Started using Docker yet? Here are some tips on writing dockerfile for your application.
While may be obvious to docker experts, these tips might help you avoid common issues.
1. Minimize the number of layers.
RUN apt-get update
RUN apt-get install node
RUN apt-get install npm
RUN apt-get install curl
Apt-get would be the most used command in all docker files command. While the above
dockerfile looks fine, it has a couple of issues.
- apt-get update and apt-get install’s are on different lines, which would lead to caching of apt-get update command.
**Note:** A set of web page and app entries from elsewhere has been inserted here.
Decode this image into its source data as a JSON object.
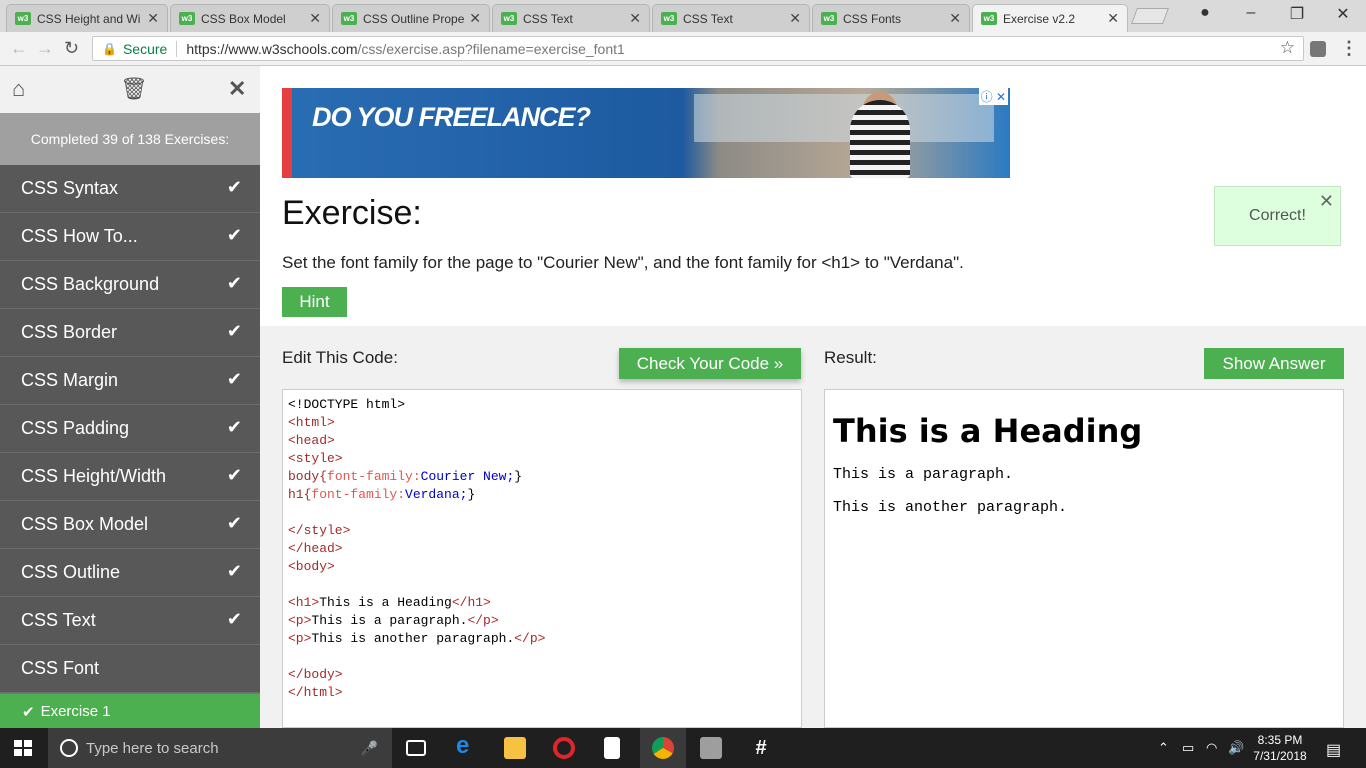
{
  "browser": {
    "tabs": [
      {
        "title": "CSS Height and Wi"
      },
      {
        "title": "CSS Box Model"
      },
      {
        "title": "CSS Outline Prope"
      },
      {
        "title": "CSS Text"
      },
      {
        "title": "CSS Text"
      },
      {
        "title": "CSS Fonts"
      },
      {
        "title": "Exercise v2.2"
      }
    ],
    "active_tab": 6,
    "secure_label": "Secure",
    "url_host": "https://www.w3schools.com",
    "url_path": "/css/exercise.asp?filename=exercise_font1"
  },
  "sidebar": {
    "completed_text": "Completed 39 of 138 Exercises:",
    "items": [
      {
        "label": "CSS Syntax",
        "done": true
      },
      {
        "label": "CSS How To...",
        "done": true
      },
      {
        "label": "CSS Background",
        "done": true
      },
      {
        "label": "CSS Border",
        "done": true
      },
      {
        "label": "CSS Margin",
        "done": true
      },
      {
        "label": "CSS Padding",
        "done": true
      },
      {
        "label": "CSS Height/Width",
        "done": true
      },
      {
        "label": "CSS Box Model",
        "done": true
      },
      {
        "label": "CSS Outline",
        "done": true
      },
      {
        "label": "CSS Text",
        "done": true
      },
      {
        "label": "CSS Font",
        "done": false
      }
    ],
    "current_exercise": "Exercise 1"
  },
  "ad": {
    "headline": "DO YOU FREELANCE?"
  },
  "exercise": {
    "title": "Exercise:",
    "description": "Set the font family for the page to \"Courier New\", and the font family for <h1> to \"Verdana\".",
    "hint_label": "Hint",
    "correct_label": "Correct!",
    "edit_label": "Edit This Code:",
    "check_label": "Check Your Code »",
    "result_label": "Result:",
    "show_answer_label": "Show Answer"
  },
  "code": {
    "l1": "<!DOCTYPE html>",
    "l2": "<html>",
    "l3": "<head>",
    "l4": "<style>",
    "l5_sel": "body{",
    "l5_prop": "font-family:",
    "l5_val": "Courier New;",
    "l5_end": "}",
    "l6_sel": "h1{",
    "l6_prop": "font-family:",
    "l6_val": "Verdana;",
    "l6_end": "}",
    "l8": "</style>",
    "l9": "</head>",
    "l10": "<body>",
    "l12_open": "<h1>",
    "l12_text": "This is a Heading",
    "l12_close": "</h1>",
    "l13_open": "<p>",
    "l13_text": "This is a paragraph.",
    "l13_close": "</p>",
    "l14_open": "<p>",
    "l14_text": "This is another paragraph.",
    "l14_close": "</p>",
    "l16": "</body>",
    "l17": "</html>"
  },
  "result": {
    "heading": "This is a Heading",
    "p1": "This is a paragraph.",
    "p2": "This is another paragraph."
  },
  "taskbar": {
    "search_placeholder": "Type here to search",
    "time": "8:35 PM",
    "date": "7/31/2018"
  },
  "colors": {
    "accent_green": "#4caf50",
    "sidebar_bg": "#585858",
    "correct_bg": "#ddffdd"
  }
}
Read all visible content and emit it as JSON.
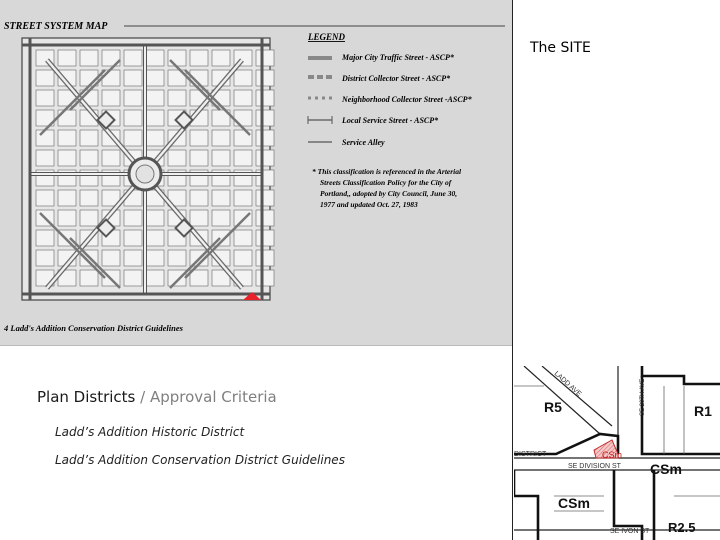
{
  "map": {
    "title": "STREET SYSTEM MAP",
    "legend_title": "LEGEND",
    "legend_items": [
      "Major City Traffic Street - ASCP*",
      "District Collector Street - ASCP*",
      "Neighborhood Collector Street -ASCP*",
      "Local Service Street - ASCP*",
      "Service Alley"
    ],
    "footnote": [
      "* This classification is referenced in the Arterial",
      "Streets Classification Policy for the City of",
      "Portland,, adopted by City Council, June 30,",
      "1977 and updated Oct. 27, 1983"
    ],
    "page_caption": "4  Ladd's Addition Conservation District Guidelines",
    "marker_color": "#e8212a"
  },
  "site": {
    "title": "The SITE"
  },
  "plan": {
    "heading_main": "Plan Districts",
    "heading_sep": " / ",
    "heading_muted": "Approval Criteria",
    "criteria": [
      "Ladd’s Addition Historic District",
      "Ladd’s Addition Conservation District Guidelines"
    ]
  },
  "zoning": {
    "labels": {
      "r5": "R5",
      "r1": "R1",
      "csm_site": "CSm",
      "csm_right": "CSm",
      "csm_bottom": "CSm",
      "r25": "R2.5"
    },
    "streets": {
      "ladd": "LADD AVE",
      "division": "SE DIVISION ST",
      "ivon": "SE IVON ST",
      "district": "DISTRICT",
      "ave_20": "SE 20TH AVE"
    },
    "site_color": "#e8a0a0"
  }
}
Read more on docker build cache.
- Each of the RUN statements creates a layer in docker image, this leads to a bulkier image, try clubbing RUN commands logically.
A Better build would start like –
RUN apt-get update && apt-get install -y curl \
2. Use .dockerignore
BlueOcean is a plugin on top of Jenkins which makes creating and maintaining piplines fun.
If you want to start playing with it the easiest way to get started is through docker.
docker run -p 8080:8080 jenkinsci/blueocean
This will pull the image from docker-registry and run Blueocean with Jenkins locally.
If you directly want to set it up on a VM or locally, jenkins doc should be a good starting point.
Defining a pipeline
Blueocean’s preferred source of pipeline configuration is
Jenkinsfile. Jenkinsfile is built on the motivation of pipeline as code. Jenkinsfile describes the steps and execution details of tasks in the pipeline.
Creating a pipeline involves selecting the repository, blueocean out of the box supports git.
Task definition can be either created by the visual editor Or created manually. For a sample Jenkins file i will use the configuration below.
Or created manually. For a sample Jenkins file i will use the configuration below.
Build your project
Builds can be triggered manually or through webhooks integration.
I hope this post gives you the basic idea about what blueocean is and if it might be worth trying.